The appellant herein was ordered to be repatriated to Yemen where he claimed in court that he had fled due to insecurity. He also showed through documents that he had acquired Refugee status in Somalia. It was thus wrong for the learned Magistrate to have ordered that he be repatriated to Yemen where his life was under threat. The repatriation order to Yemen in my view violated both international law and Kenyan law.
The appellant has not said that his life is under threat in Somalia. Therefore in my view he can be repatriated to Somalia.
The issue of him being handed over to the Refugee Secretariat or the UNHCR in Kenya, presumes that the appellant had been struggling to became a refugee in Kenya. He has not and there is no evidence or assertion on record to that effect. The case of Mombasa High Court Criminal Revision No. 27 of 2014 Fatuma Ismael and 30 others -vs- Director of Immigration and another and the case of Yusuf Noor -vs- Republic Mombasa H. C. Cr. Appeal No. 227 of 2012 are thus distinguishable and no applicable in the present case. In my view, such handover to the Refugee Secretariat and UNHCR in Kenya would only apply to persons whom, when arrested indicated on the balance of probabilities, that they were seeking refugee status. The court cannot convert criminals to refugees simply because they have crossed into Kenya from another country. I will set aside the deportation order to Yemen and order that the appellant be repatriated to Somalia but will not order that he be handed to the Refugee Secretariate or UNHCR in Kenya.
As for the sentence of fine and imprisonment on count 1, considering the security situation in the area and taking into account that sentencing is discretion of a trial court, in my view the sentence was not generally excessive in the circumstances. However, as the appellant claimed to be a sick man, in my view the court should have seriously considered that element. I will therefore reduce the sentence to a fine of Kshs 100,000/= and in default to serve nine (9) months imprisonment.

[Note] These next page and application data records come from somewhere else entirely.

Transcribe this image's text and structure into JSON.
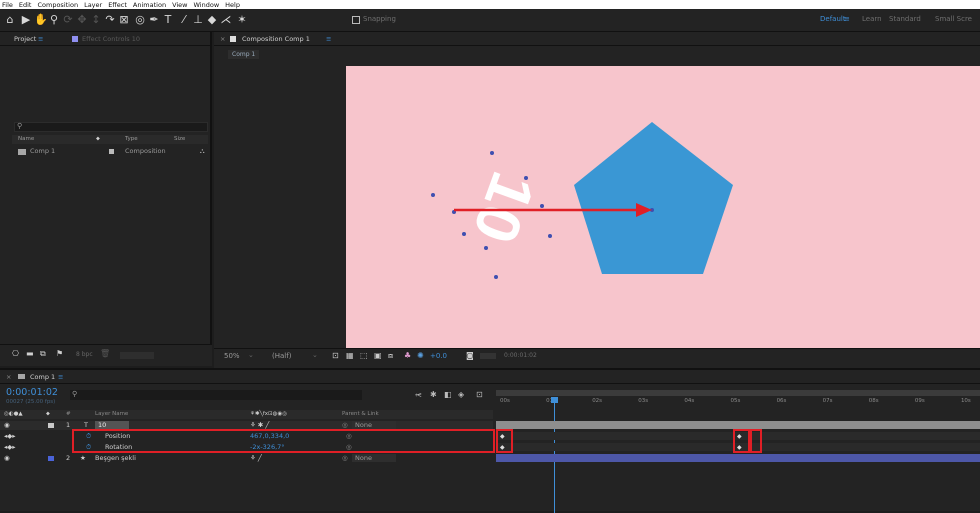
{
  "menu": [
    "File",
    "Edit",
    "Composition",
    "Layer",
    "Effect",
    "Animation",
    "View",
    "Window",
    "Help"
  ],
  "toolbar": {
    "snapping_label": "Snapping",
    "workspaces": [
      "Default",
      "Learn",
      "Standard",
      "Small Scre"
    ]
  },
  "project_panel": {
    "tab_project": "Project",
    "tab_effect_controls": "Effect Controls 10",
    "columns": [
      "Name",
      "Type",
      "Size"
    ],
    "items": [
      {
        "name": "Comp 1",
        "type": "Composition"
      }
    ],
    "bpc": "8 bpc"
  },
  "composition_panel": {
    "tab_label": "Composition Comp 1",
    "breadcrumb": "Comp 1",
    "zoom": "50%",
    "resolution": "(Half)",
    "exposure": "+0.0",
    "timecode": "0:00:01:02"
  },
  "canvas": {
    "background_color": "#f7c5cc",
    "pentagon_color": "#3a97d4",
    "arrow_color": "#e01f26",
    "text_layer_content": "10"
  },
  "timeline": {
    "tab_label": "Comp 1",
    "timecode": "0:00:01:02",
    "fps_info": "00027 (25.00 fps)",
    "columns": {
      "layer_name": "Layer Name",
      "parent": "Parent & Link"
    },
    "layers": [
      {
        "index": "1",
        "name": "10",
        "parent": "None"
      },
      {
        "index": "2",
        "name": "Beşgen şekli",
        "parent": "None"
      }
    ],
    "properties": [
      {
        "name": "Position",
        "value": "467,0,334,0"
      },
      {
        "name": "Rotation",
        "value": "-2x-326,7°"
      }
    ],
    "ruler": [
      "00s",
      "01s",
      "02s",
      "03s",
      "04s",
      "05s",
      "06s",
      "07s",
      "08s",
      "09s",
      "10s"
    ],
    "highlight_color": "#e01f26"
  }
}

To conclude, I quash the conviction and set aside the sentence on count 2 for failing to report entry to an Immigration Officer. I uphold the conviction on Count 1 for being unlawfully present in Kenya. I however set aside the sentence imposed and order that instead the appellant will pay a fine of Kshs 100,000/= and in default serve nine (9) months imprisonment from the date on which he was sentenced by the trial court.
As for the repatriation order, I set aside the order of the trial court and in its place I order that the appellant be repatriated to Somalia after serving sentence.
Dated and delivered at Garissa this 7th day of December 2016.